That said, the souffle at Santé was ideal in every way. It was puffed up high, and once the chestnut sauce was poured in, it still retained it’s shape and texture.
The bread was sturdy in texture but truly fluffy when you bit into it. Mixed in with the delicious creamy filling, this souffle was a perfect ending to the meal. We mixed it up (shown to the left) and every single bite was nothing short of divine. What was truly commendable about this was that with the bread portion of the souffle, the sauce was the ideal sweetness; not one bit too sweet or not sweet enough. The chestnut flavor was easily noted but not overpowering.
PERFECT. This might be one of the best things to ever hit these lips.
And despite having just complained about the server not having told us about this in advance, dare I say this was worth the wait. (Oh, and it got even worse when I saw him look at the amount of his tip as he was walking away from the table. Bad taste.)
I will often take up major issue with fine dining establishments paying no attention to the quality and taste of their coffee. Just as one expects outstanding food with exorbitant prices, one also expects a perfect ending to the meal as well – which, in most cases, would be the coffee.
Thankfully, Santé offers this. They get their beans from a local roaster, and offer it french press style, bringing out the true flavors of the beans. The coffee was served piping hot, the taste and flavor reigned supreme. We only ordered one cup of coffee, and the entire carafe was delivered to our table. Quite generous for only $3.
Santé only earned their Michelin star this year, and I think it’s well-deserved. The food was excellent for the most part, and the ambience is nice and spacious.
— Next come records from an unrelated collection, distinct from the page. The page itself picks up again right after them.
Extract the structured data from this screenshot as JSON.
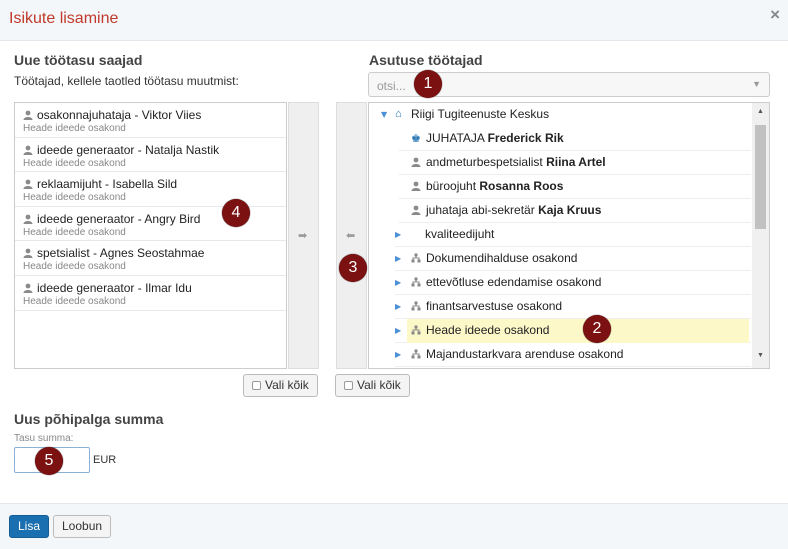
{
  "dialog": {
    "title": "Isikute lisamine",
    "close": "×"
  },
  "left": {
    "heading": "Uue töötasu saajad",
    "subtext": "Töötajad, kellele taotled töötasu muutmist:",
    "items": [
      {
        "label": "osakonnajuhataja - Viktor Viies",
        "sub": "Heade ideede osakond"
      },
      {
        "label": "ideede generaator - Natalja Nastik",
        "sub": "Heade ideede osakond"
      },
      {
        "label": "reklaamijuht - Isabella Sild",
        "sub": "Heade ideede osakond"
      },
      {
        "label": "ideede generaator - Angry Bird",
        "sub": "Heade ideede osakond"
      },
      {
        "label": "spetsialist - Agnes Seostahmae",
        "sub": "Heade ideede osakond"
      },
      {
        "label": "ideede generaator - Ilmar Idu",
        "sub": "Heade ideede osakond"
      }
    ],
    "select_all": "Vali kõik"
  },
  "transfer": {
    "right_arrow": "➡",
    "left_arrow": "⬅"
  },
  "right": {
    "heading": "Asutuse töötajad",
    "search_placeholder": "otsi...",
    "tree": {
      "root": "Riigi Tugiteenuste Keskus",
      "people": [
        {
          "role": "JUHATAJA",
          "name": "Frederick Rik"
        },
        {
          "role": "andmeturbespetsialist",
          "name": "Riina Artel"
        },
        {
          "role": "büroojuht",
          "name": "Rosanna Roos"
        },
        {
          "role": "juhataja abi-sekretär",
          "name": "Kaja Kruus"
        }
      ],
      "kvaliteedijuht": "kvaliteedijuht",
      "departments": [
        "Dokumendihalduse osakond",
        "ettevõtluse edendamise osakond",
        "finantsarvestuse osakond",
        "Heade ideede osakond",
        "Majandustarkvara arenduse osakond"
      ]
    },
    "select_all": "Vali kõik"
  },
  "salary": {
    "heading": "Uus põhipalga summa",
    "label": "Tasu summa:",
    "currency": "EUR",
    "value": ""
  },
  "footer": {
    "add": "Lisa",
    "cancel": "Loobun"
  },
  "badges": [
    "1",
    "2",
    "3",
    "4",
    "5"
  ],
  "colors": {
    "accent": "#1a6fb0",
    "title": "#c0392b",
    "highlight": "#fdf8c8",
    "badge": "#7b1111"
  }
}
The wine list was chock full of Napa and Sonoma wines, and the service, while they tried too hard, erred on the side of too much rather than too little. Besides, it just wasn’t my cup of tea; others may appreciate the “thank you — no thank YOU” interchange.
We were told that they would be closing for renovations starting today, January 2nd, and would remain closed for 10 days. They earned the star, and I suppose they intend to do an overhaul to the location and menu in order to ensure they retain it, if not add stars by next year. Given the taste of the food at Santé, I think they might actually accomplish this. I would only be too thrilled to go back once they reopen.
Santé is inside the Fairmont Sonoma Mission Inn at the address of 100 Boyes Blvd in Sonoma. Complimentary valet parking is offered to all hotel guests and restaurant patrons. You can reserve a table on OpenTable with a credit card.
Addictive Factor: 9/10
Overall Rating: 9.1/10
Grace Keh is the author of "Food Lovers' Guide to San Francisco" and the critic, editor and photographer behind San Francisco Food. In her regular day job, she consults for corporate clients in marketing and event strategy. Once the sun sets, she's on the hunt for great food in what she considers to be one of the world's greatest cities, San Francisco.